I have a lot of strong opinions. Like, really strong opinions that I have thought about a lot, researched intensely, experienced deeply, and observed thoroughly. These strong opinions influence the way that I see the world, and the way that I engage with it. They have strong bearing on my life. Since I live in community, and spend time with children, my strong opinions can influence them.
I sometimes even try to influence them with my strong opinions.
Lately I have felt like Milo doesn’t say everything he intends to do, and doesn’t speak to everything he’s done at the end of the day because he knows that I have some really strong opinions about the choices he makes. He has it right. I do have some strong opinions that see some of his choices as . . . bad!
Oh No! I don’t work in the traditional education system, in large part, because the design of it makes kids see themselves as. . . bad! And here I go, working in a system that establishes deeper relationships, because it creates even more trust! So when if I make Milo feel bad, then I make Milo feel Really Bad!
But. . . fortunately, one of my very strong opinions buffers the potential harm that my lot of other very strong opinions might inflict on my kids. This morning, in change-up meeting, I told Milo that at the beginning of the day, and at the end of the day, he needs to put the things he chose to spend his time doing. Then, in an attempt to make Milo more likely to actually do that, I lied to him. I said:
“Look I don’t care what you choose to do.”
I care tremendously what he chooses to do. I have a lot of very strong opinions about what he should do. I think he should spend more time outside, I think he should exercise more, I think he should eat healthier, I think he should blah, blah, blah, blah, blah.
I don’t go around saying this to him all the time, because (duh) it doesn’t work to do that. Whether I say it or not, Milo knows I think it. Sometimes, he knows the place of love that it comes from, and he starts thinking it too. Then, sometimes, he even chooses to act on it.
But I lied to him. And I caught myself in that lie instantly, because it didn’t feel true when I said it and I said:
“you know what?
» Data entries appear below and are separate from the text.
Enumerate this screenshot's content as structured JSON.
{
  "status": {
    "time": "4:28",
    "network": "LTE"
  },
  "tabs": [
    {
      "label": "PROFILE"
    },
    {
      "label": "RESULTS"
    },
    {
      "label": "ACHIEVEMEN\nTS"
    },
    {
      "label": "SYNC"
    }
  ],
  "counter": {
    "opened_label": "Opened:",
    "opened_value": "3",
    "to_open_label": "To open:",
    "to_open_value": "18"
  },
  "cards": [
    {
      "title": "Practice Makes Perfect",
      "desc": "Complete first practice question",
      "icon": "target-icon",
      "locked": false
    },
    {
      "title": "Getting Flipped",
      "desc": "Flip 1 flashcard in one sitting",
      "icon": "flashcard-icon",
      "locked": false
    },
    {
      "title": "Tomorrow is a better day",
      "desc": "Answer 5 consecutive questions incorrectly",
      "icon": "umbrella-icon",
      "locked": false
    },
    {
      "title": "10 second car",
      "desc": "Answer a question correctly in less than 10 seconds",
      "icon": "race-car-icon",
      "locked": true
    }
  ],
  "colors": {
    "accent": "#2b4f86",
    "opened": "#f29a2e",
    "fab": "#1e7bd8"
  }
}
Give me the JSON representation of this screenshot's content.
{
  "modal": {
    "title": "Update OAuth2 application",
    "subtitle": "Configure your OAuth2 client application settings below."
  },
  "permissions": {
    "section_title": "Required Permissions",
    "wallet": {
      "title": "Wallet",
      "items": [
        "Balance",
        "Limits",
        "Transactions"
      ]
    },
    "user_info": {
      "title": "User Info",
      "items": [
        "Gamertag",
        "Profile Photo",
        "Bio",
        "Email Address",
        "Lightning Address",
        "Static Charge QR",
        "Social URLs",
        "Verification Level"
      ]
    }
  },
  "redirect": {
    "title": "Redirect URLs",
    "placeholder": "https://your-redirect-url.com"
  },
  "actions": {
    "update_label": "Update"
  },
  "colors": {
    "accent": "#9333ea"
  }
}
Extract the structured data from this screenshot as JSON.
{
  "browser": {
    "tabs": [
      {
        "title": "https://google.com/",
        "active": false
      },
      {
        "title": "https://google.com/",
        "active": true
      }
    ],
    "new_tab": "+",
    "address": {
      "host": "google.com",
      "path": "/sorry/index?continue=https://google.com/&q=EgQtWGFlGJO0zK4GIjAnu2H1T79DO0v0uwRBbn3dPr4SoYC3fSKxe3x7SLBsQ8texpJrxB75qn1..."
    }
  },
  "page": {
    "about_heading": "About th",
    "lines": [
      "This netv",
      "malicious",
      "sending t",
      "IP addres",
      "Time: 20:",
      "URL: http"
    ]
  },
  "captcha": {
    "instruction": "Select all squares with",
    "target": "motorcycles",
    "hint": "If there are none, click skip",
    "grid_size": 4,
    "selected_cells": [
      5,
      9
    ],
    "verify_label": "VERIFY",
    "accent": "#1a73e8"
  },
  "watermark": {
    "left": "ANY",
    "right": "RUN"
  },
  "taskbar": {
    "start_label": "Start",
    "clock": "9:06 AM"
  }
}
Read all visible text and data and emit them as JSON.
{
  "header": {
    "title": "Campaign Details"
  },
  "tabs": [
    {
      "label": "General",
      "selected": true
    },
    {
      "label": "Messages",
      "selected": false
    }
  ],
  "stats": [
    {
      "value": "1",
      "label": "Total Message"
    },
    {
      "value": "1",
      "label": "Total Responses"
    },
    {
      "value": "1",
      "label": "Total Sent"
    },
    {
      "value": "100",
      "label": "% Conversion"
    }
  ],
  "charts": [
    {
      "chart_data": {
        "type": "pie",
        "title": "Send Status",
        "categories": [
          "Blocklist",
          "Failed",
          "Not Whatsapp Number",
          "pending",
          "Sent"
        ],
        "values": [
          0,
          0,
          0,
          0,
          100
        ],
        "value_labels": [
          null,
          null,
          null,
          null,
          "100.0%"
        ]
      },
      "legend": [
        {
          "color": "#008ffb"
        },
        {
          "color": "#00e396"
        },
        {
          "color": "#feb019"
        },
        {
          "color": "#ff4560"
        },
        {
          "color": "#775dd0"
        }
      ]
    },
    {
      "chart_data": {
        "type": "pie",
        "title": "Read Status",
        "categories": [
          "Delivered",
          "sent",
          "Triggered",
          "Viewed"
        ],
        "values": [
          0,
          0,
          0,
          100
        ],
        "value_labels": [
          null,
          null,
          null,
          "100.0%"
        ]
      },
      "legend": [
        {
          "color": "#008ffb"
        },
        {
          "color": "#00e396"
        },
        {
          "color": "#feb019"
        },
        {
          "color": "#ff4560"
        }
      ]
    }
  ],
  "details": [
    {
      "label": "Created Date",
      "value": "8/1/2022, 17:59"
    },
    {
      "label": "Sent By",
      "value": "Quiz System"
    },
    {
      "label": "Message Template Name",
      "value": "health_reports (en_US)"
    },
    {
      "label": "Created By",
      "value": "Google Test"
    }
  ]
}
I lied, I do care what you do, I do think you should do certain things and not do certain things. You will have people in your life who care about what you do. People you love and who love you. You need to make the decisions for yourself. Ultimately, you need to know what you want to do, and do that.”
Milo looked at me with clear eyes and said: “OK.”
I have a lot of very strong opinions, and I really, really want to share them with you, but, ultimately, you need to create your own world by making your own choices because you developed your own opinions.
Of course, that’s just my opinion.